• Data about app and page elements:
□ □ □ □ □
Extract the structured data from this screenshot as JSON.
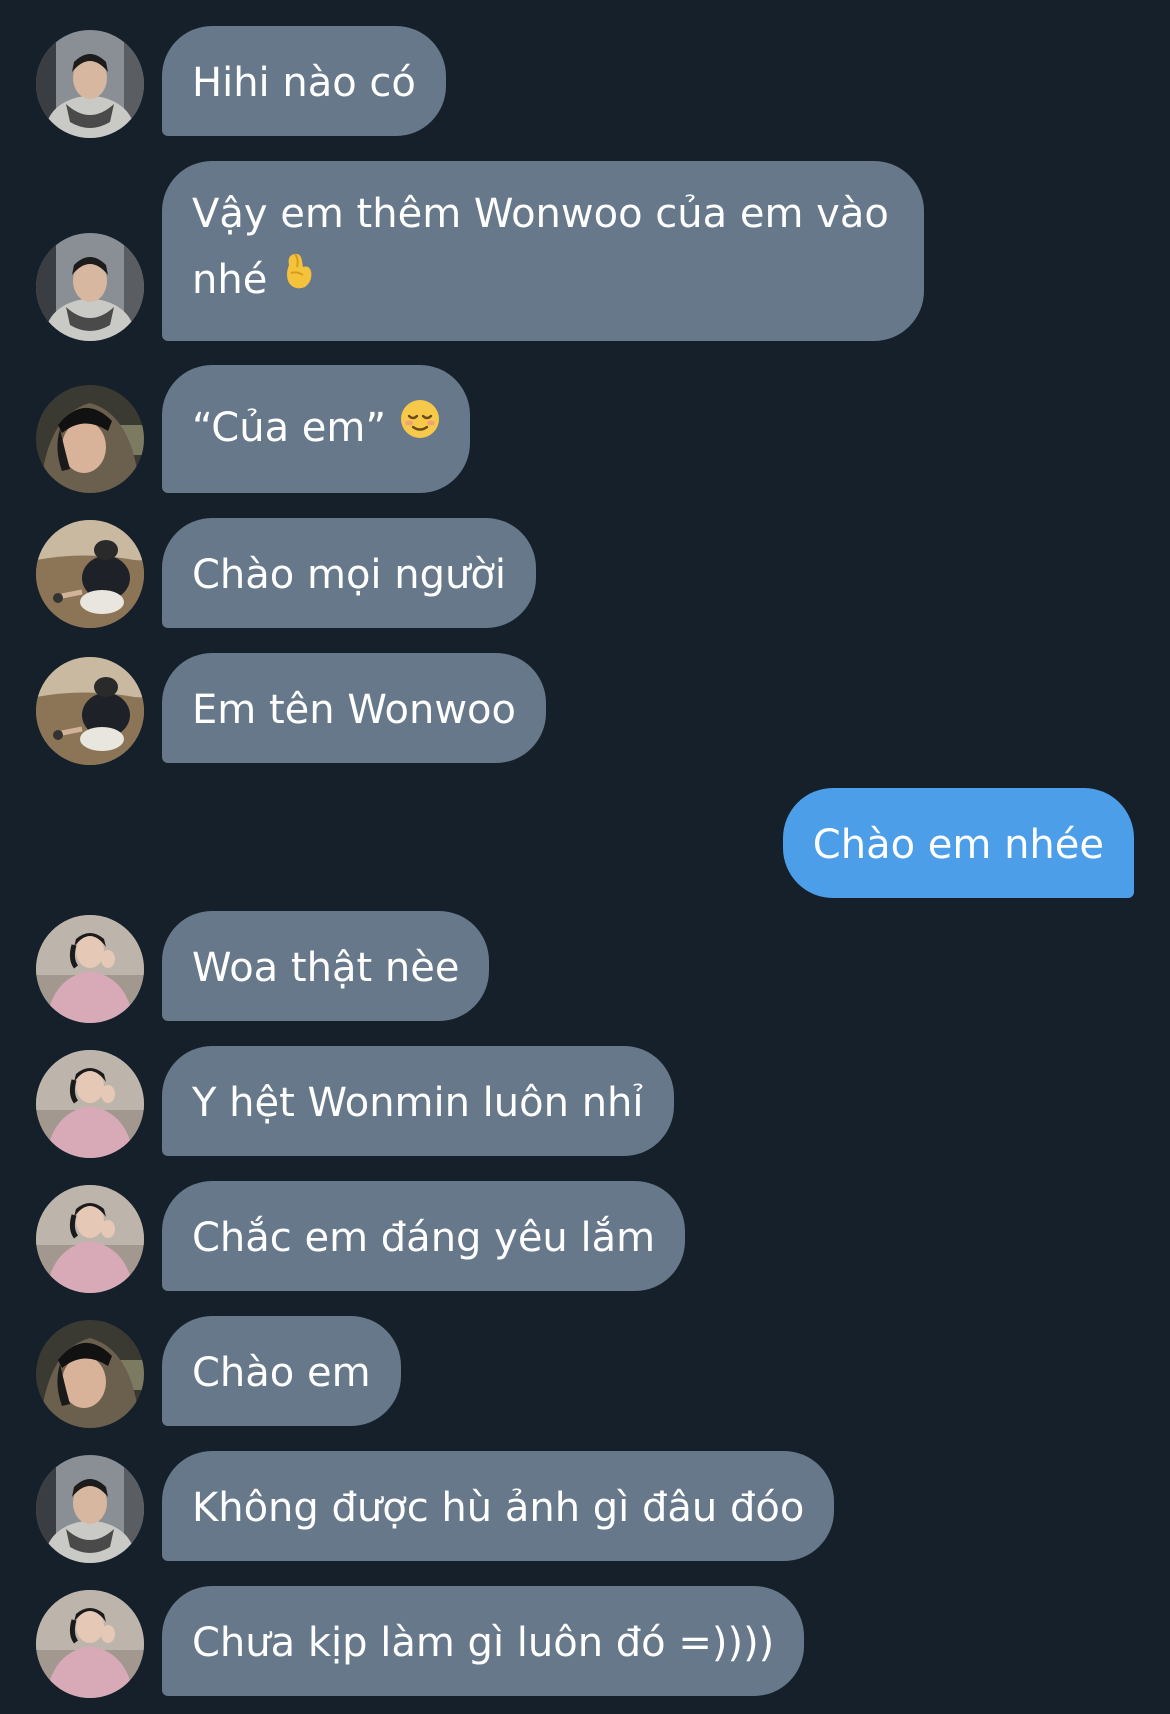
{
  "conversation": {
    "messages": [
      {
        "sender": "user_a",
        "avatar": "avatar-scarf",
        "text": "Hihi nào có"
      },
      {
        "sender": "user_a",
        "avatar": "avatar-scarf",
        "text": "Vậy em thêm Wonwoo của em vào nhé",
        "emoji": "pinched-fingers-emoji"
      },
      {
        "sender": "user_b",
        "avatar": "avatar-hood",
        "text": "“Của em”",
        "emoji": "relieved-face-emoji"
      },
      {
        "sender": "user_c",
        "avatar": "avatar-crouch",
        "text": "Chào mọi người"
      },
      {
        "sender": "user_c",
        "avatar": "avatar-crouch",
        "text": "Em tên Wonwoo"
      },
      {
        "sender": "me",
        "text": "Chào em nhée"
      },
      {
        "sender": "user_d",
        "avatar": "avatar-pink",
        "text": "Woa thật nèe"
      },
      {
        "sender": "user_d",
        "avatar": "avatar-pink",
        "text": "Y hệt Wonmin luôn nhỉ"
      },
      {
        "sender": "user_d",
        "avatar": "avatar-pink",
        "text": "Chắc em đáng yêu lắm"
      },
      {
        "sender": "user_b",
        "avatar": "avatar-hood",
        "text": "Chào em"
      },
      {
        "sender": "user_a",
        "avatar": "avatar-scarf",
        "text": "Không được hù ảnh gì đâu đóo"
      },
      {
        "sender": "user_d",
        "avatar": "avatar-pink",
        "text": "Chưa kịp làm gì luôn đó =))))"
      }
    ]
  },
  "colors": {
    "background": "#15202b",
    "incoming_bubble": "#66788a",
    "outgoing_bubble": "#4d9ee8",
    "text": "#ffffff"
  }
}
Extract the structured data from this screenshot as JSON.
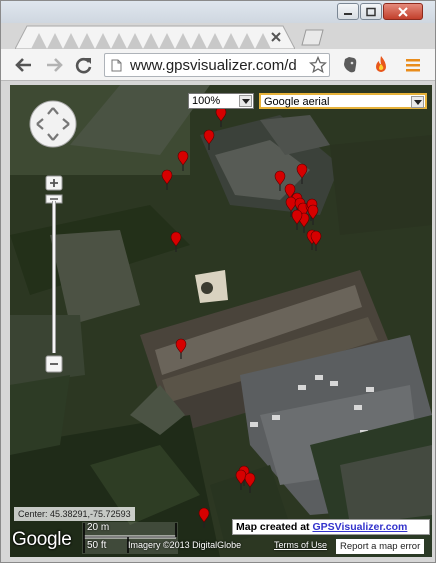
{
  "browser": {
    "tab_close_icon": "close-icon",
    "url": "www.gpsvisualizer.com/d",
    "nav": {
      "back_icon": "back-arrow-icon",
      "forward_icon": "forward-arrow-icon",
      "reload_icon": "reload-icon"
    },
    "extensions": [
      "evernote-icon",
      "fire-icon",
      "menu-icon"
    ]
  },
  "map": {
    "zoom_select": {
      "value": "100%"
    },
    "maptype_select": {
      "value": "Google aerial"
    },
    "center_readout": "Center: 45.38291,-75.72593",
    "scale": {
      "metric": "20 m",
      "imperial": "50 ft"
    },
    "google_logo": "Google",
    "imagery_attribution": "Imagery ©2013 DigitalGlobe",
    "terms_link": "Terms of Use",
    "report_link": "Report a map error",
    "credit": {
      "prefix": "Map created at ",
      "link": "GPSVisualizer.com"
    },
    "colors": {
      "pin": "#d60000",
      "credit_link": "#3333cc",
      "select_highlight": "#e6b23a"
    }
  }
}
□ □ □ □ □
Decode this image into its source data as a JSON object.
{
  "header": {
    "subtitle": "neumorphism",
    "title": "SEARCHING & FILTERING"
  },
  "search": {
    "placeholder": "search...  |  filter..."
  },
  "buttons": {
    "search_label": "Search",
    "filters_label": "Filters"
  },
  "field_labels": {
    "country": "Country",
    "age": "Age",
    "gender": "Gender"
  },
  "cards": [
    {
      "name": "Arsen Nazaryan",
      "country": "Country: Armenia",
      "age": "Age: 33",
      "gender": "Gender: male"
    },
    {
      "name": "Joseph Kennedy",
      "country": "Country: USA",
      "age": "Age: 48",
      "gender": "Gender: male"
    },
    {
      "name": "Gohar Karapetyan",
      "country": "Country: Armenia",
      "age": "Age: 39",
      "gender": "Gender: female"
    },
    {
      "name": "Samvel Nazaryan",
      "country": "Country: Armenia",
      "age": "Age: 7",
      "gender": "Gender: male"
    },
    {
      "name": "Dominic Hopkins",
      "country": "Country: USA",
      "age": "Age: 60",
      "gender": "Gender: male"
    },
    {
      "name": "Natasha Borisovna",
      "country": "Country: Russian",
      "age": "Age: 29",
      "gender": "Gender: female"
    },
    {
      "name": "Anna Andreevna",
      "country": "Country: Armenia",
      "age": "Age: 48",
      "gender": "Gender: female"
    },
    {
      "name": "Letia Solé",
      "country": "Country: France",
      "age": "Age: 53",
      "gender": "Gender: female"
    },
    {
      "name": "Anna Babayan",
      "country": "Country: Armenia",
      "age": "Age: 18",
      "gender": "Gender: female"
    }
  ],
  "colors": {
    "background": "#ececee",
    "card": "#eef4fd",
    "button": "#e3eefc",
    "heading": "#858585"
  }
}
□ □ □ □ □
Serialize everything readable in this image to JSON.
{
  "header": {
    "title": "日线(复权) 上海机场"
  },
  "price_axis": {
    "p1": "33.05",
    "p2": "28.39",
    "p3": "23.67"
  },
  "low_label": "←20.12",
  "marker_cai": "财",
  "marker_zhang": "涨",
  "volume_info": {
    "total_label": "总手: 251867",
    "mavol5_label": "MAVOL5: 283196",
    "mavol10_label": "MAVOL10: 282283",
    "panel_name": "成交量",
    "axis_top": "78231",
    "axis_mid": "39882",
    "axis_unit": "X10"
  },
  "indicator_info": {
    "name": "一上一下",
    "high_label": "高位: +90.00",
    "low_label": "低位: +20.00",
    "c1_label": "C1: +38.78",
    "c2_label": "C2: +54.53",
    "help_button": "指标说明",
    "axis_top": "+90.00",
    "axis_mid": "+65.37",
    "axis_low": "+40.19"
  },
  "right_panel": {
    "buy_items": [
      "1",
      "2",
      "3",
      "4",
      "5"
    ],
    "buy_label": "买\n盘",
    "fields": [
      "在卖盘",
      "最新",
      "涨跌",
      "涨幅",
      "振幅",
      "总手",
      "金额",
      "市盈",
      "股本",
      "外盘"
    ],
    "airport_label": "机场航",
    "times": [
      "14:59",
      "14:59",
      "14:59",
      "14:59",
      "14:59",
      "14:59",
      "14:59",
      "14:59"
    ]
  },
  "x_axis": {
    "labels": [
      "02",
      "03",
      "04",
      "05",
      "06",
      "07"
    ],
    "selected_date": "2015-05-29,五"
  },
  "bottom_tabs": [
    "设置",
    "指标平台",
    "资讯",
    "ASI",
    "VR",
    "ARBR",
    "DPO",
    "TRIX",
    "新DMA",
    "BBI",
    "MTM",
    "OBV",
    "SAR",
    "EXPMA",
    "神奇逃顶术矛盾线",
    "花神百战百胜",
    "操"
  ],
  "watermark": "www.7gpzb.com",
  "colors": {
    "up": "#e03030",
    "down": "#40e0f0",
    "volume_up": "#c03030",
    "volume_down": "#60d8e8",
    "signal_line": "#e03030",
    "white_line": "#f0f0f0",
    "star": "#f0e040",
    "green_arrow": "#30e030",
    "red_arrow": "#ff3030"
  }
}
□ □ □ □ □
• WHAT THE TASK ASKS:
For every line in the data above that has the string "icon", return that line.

• SOLUTION:
    "tab_close_icon": "close-icon",
      "back_icon": "back-arrow-icon",
      "forward_icon": "forward-arrow-icon",
      "reload_icon": "reload-icon"
      "evernote-icon",
      "fire-icon",
      "menu-icon"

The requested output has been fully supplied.